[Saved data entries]

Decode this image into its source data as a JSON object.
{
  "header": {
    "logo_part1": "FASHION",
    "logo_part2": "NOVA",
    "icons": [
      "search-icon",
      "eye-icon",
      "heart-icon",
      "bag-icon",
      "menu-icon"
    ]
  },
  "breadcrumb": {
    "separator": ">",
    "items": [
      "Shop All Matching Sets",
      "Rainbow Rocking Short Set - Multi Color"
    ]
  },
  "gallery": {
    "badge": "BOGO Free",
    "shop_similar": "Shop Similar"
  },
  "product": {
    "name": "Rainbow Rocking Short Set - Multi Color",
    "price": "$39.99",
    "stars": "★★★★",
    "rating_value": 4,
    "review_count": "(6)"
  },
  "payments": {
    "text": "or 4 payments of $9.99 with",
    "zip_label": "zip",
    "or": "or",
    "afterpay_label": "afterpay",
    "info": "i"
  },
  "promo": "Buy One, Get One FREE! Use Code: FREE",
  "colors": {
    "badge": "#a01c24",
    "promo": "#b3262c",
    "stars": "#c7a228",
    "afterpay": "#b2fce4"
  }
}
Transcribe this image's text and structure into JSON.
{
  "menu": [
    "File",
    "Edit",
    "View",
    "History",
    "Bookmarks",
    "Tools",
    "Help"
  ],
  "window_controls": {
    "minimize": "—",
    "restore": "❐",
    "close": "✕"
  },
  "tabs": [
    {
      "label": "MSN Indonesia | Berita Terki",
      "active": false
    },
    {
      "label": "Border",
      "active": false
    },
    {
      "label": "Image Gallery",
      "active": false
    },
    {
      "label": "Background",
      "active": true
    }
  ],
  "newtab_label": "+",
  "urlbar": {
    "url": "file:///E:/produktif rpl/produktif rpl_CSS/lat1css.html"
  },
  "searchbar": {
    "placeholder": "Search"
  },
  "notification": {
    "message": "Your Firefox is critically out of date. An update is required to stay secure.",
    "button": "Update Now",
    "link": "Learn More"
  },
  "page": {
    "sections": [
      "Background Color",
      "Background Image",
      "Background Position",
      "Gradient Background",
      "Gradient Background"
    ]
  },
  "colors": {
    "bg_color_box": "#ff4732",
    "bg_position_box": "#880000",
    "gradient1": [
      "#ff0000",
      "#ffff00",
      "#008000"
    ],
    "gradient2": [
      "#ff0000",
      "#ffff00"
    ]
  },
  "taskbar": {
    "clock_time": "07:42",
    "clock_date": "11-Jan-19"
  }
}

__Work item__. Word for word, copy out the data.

__Response to this exercise__.
Decode this image into its source data as a JSON object.
{
  "header": {
    "logo_part1": "FASHION",
    "logo_part2": "NOVA",
    "icons": [
      "search-icon",
      "eye-icon",
      "heart-icon",
      "bag-icon",
      "menu-icon"
    ]
  },
  "breadcrumb": {
    "separator": ">",
    "items": [
      "Shop All Matching Sets",
      "Rainbow Rocking Short Set - Multi Color"
    ]
  },
  "gallery": {
    "badge": "BOGO Free",
    "shop_similar": "Shop Similar"
  },
  "product": {
    "name": "Rainbow Rocking Short Set - Multi Color",
    "price": "$39.99",
    "stars": "★★★★",
    "rating_value": 4,
    "review_count": "(6)"
  },
  "payments": {
    "text": "or 4 payments of $9.99 with",
    "zip_label": "zip",
    "or": "or",
    "afterpay_label": "afterpay",
    "info": "i"
  },
  "promo": "Buy One, Get One FREE! Use Code: FREE",
  "colors": {
    "badge": "#a01c24",
    "promo": "#b3262c",
    "stars": "#c7a228",
    "afterpay": "#b2fce4"
  }
}
Transcribe this image's text and structure into JSON.
{
  "menu": [
    "File",
    "Edit",
    "View",
    "History",
    "Bookmarks",
    "Tools",
    "Help"
  ],
  "window_controls": {
    "minimize": "—",
    "restore": "❐",
    "close": "✕"
  },
  "tabs": [
    {
      "label": "MSN Indonesia | Berita Terki",
      "active": false
    },
    {
      "label": "Border",
      "active": false
    },
    {
      "label": "Image Gallery",
      "active": false
    },
    {
      "label": "Background",
      "active": true
    }
  ],
  "newtab_label": "+",
  "urlbar": {
    "url": "file:///E:/produktif rpl/produktif rpl_CSS/lat1css.html"
  },
  "searchbar": {
    "placeholder": "Search"
  },
  "notification": {
    "message": "Your Firefox is critically out of date. An update is required to stay secure.",
    "button": "Update Now",
    "link": "Learn More"
  },
  "page": {
    "sections": [
      "Background Color",
      "Background Image",
      "Background Position",
      "Gradient Background",
      "Gradient Background"
    ]
  },
  "colors": {
    "bg_color_box": "#ff4732",
    "bg_position_box": "#880000",
    "gradient1": [
      "#ff0000",
      "#ffff00",
      "#008000"
    ],
    "gradient2": [
      "#ff0000",
      "#ffff00"
    ]
  },
  "taskbar": {
    "clock_time": "07:42",
    "clock_date": "11-Jan-19"
  }
}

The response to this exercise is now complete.